(It took #1 from The Hunt for Red October, which had made $17, $14 and $11 million the previous three weeks. I think I saw that one its opening weekend. #3 was Joe Versus the Volcano in its third week—I probably saw that later because I saw that one at a second run theater—the Academy in Pasadena. Saw The Lord of the Flies (#6 that weekend) at the Academy also.)
We bought into the fairy tale, the fable, whatever you want to call it. It wasn’t anywhere near as wholesome as The Princess Bride a few years earlier (though it was far more wholesome than $3,000. Ebert acknowledges, “There could indeed be... an entirely different movie made from the same material—a more realistic film, in which the cold economic realities of the lives of both characters would make it unlikely they could stay together.” I imagine something with a tone more like Leaving Las Vegas. Ebert ends his review: “And, for that matter, a final scene involving a limousine, a fire escape and some flowers is awkward and feels tacked on. But by the end of the movie I was happy to have it close as it does.” We all were. Because we’re shallow when it comes to cinematic romance. Give us a guy and a girl and we yearn for them to get together even before they do. We grow up on happily ever after and we demand it constantly, no matter how unrealistic it may be.
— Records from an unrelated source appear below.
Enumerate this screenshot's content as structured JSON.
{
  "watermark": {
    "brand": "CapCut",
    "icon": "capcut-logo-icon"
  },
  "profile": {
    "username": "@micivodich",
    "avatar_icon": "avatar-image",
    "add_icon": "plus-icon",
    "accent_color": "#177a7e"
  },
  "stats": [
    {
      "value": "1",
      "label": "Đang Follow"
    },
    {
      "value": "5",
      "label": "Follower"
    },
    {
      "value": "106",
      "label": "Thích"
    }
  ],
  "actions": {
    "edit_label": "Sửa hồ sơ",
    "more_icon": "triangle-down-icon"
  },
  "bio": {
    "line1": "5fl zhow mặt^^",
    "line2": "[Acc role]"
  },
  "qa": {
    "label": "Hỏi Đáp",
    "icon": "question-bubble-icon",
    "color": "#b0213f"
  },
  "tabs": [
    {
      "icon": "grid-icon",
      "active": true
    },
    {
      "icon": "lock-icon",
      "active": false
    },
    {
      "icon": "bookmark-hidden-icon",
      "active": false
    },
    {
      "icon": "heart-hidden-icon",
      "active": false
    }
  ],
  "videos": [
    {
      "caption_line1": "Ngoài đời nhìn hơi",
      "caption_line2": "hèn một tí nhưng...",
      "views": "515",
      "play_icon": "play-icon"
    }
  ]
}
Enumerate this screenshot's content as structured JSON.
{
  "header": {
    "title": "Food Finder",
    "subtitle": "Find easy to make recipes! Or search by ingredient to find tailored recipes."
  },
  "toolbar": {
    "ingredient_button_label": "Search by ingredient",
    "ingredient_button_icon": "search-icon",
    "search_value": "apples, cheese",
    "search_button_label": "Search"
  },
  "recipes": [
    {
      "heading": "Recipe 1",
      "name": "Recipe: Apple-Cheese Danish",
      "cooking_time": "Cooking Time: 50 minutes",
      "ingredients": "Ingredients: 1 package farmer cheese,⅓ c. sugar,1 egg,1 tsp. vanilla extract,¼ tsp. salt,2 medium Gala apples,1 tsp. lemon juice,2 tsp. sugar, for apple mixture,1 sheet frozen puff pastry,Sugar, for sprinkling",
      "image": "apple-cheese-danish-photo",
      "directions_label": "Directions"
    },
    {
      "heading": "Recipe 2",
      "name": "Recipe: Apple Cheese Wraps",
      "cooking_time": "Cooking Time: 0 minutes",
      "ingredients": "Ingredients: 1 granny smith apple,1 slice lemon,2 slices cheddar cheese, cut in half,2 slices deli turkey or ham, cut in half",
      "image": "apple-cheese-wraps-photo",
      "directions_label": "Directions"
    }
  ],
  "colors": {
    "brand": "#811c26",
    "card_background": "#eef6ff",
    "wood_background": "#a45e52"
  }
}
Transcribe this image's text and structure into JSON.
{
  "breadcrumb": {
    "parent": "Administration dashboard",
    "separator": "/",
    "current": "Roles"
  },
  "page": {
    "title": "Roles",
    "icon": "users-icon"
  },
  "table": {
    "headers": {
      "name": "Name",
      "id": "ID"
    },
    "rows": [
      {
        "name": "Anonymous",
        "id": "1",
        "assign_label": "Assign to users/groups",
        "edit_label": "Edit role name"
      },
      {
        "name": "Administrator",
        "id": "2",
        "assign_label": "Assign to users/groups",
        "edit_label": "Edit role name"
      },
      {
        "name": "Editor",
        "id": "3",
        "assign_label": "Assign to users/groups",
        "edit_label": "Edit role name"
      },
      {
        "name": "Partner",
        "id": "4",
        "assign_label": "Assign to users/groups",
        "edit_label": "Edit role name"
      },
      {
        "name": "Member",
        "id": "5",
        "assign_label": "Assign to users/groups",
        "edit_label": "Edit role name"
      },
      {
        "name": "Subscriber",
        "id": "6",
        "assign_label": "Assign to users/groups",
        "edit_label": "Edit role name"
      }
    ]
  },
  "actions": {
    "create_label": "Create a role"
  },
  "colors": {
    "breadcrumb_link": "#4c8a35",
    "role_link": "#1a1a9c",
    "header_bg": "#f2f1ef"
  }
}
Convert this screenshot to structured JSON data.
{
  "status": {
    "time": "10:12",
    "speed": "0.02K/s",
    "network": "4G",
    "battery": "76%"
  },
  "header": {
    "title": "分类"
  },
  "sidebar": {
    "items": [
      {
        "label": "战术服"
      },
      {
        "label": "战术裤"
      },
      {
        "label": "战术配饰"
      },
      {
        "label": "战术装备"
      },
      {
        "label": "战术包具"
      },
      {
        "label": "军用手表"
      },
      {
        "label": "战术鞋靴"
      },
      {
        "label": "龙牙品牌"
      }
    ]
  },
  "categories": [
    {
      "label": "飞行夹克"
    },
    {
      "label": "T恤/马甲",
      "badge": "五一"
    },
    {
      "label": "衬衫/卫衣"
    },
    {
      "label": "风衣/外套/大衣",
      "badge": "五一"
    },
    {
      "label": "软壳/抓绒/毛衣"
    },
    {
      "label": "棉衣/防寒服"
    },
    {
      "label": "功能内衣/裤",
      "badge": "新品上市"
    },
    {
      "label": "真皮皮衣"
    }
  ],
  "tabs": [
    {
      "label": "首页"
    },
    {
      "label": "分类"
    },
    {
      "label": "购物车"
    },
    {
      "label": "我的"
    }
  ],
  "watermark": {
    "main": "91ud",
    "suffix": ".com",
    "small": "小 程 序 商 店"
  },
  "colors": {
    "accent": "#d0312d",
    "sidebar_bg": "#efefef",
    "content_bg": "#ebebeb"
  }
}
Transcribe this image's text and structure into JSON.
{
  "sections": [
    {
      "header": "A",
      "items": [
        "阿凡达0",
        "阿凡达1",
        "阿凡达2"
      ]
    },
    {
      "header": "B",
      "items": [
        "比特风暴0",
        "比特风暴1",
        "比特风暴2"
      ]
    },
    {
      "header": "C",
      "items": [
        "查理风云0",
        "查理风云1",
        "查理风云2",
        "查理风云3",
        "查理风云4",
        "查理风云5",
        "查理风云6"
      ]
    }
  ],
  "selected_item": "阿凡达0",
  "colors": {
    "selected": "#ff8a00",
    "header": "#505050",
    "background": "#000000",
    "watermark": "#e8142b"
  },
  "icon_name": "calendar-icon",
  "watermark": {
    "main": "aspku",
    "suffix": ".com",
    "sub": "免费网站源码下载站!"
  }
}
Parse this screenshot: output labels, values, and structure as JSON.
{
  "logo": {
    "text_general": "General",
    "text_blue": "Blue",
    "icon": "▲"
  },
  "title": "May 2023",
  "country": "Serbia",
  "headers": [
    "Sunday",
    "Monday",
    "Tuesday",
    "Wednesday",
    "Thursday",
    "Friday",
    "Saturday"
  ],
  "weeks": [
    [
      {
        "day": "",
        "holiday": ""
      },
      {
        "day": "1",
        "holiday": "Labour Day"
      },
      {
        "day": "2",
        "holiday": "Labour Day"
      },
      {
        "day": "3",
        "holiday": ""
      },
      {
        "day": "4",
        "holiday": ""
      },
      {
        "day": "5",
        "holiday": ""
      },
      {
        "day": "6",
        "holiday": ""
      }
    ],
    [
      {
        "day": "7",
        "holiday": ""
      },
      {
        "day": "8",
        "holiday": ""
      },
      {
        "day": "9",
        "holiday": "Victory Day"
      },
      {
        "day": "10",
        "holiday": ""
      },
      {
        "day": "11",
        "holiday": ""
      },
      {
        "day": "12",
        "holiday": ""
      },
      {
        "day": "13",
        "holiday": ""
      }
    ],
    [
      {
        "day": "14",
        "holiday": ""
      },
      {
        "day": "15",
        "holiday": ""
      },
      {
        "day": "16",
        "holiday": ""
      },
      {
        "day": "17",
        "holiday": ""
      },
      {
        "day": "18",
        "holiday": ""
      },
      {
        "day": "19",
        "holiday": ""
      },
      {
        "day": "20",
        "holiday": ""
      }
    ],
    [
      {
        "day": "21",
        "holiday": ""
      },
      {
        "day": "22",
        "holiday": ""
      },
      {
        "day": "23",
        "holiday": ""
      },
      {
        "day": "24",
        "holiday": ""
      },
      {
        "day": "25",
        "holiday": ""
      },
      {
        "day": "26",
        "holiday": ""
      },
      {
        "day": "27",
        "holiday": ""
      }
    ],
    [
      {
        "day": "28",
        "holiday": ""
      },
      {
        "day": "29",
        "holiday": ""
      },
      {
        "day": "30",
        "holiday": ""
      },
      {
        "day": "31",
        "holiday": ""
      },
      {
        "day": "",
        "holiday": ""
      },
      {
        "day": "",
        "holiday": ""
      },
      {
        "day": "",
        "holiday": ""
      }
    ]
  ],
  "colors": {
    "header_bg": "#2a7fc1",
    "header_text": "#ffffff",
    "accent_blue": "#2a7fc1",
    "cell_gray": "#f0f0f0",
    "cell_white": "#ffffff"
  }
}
(Hell, even $3,000 ends on an almost happy note as, with $3,000 to her name, Vivian takes Kit to Disneyland. Maybe that’s why Disney bought the film—it ends at the happiest place on earth. Then, Disney realized what it bought, and mangled it just enough that it played like an even shallower version of Cinderella for the modern age.)
And, in America especially, we dream of the kind of simplistic makeover this movie presents—a little cash to throw around and in a single day, low class becomes high class. The rich don’t like nouveau riche. But, we do, because we want to be it. The romance of the “love story” goes hand-in-hand with the romance of the money. That Dowd and Pallotta (2000) “cultural norm” the other movies I’ve watched this month barely touch on—“the integration of the romantic couple as workers and consumers in the existing structure of modern capitalism” (p. 565)—is central here. The two leads are involved in business in such a way that they must detach themselves from it to perform. Edward ignores the employees he may ruin, Vivian has sex like a robot. That’s modern capitalism for ya.
Explaining how she followed a guy (a “bum”) out to Hollywood, Vivian tells Edward, “So, here I was: no money, no friends, no bum.”
“And you chose this as your profession?”
And, she lays it all out...
I worked at a couple fast food places, parked cars at wrestling, and I couldn’t make the rent. I was too ashamed to go home. That’s when I met Kit. She was a hooker and made it sound so great. So one day I did it. I cried the whole time. But then I got some regulars and, you know... It’s not like anybody plans this; it’s not your childhood dream.
That’s modern romance for ya. Broken hearts, broken dreams, sell yourself to the right guy and everything will work out fine.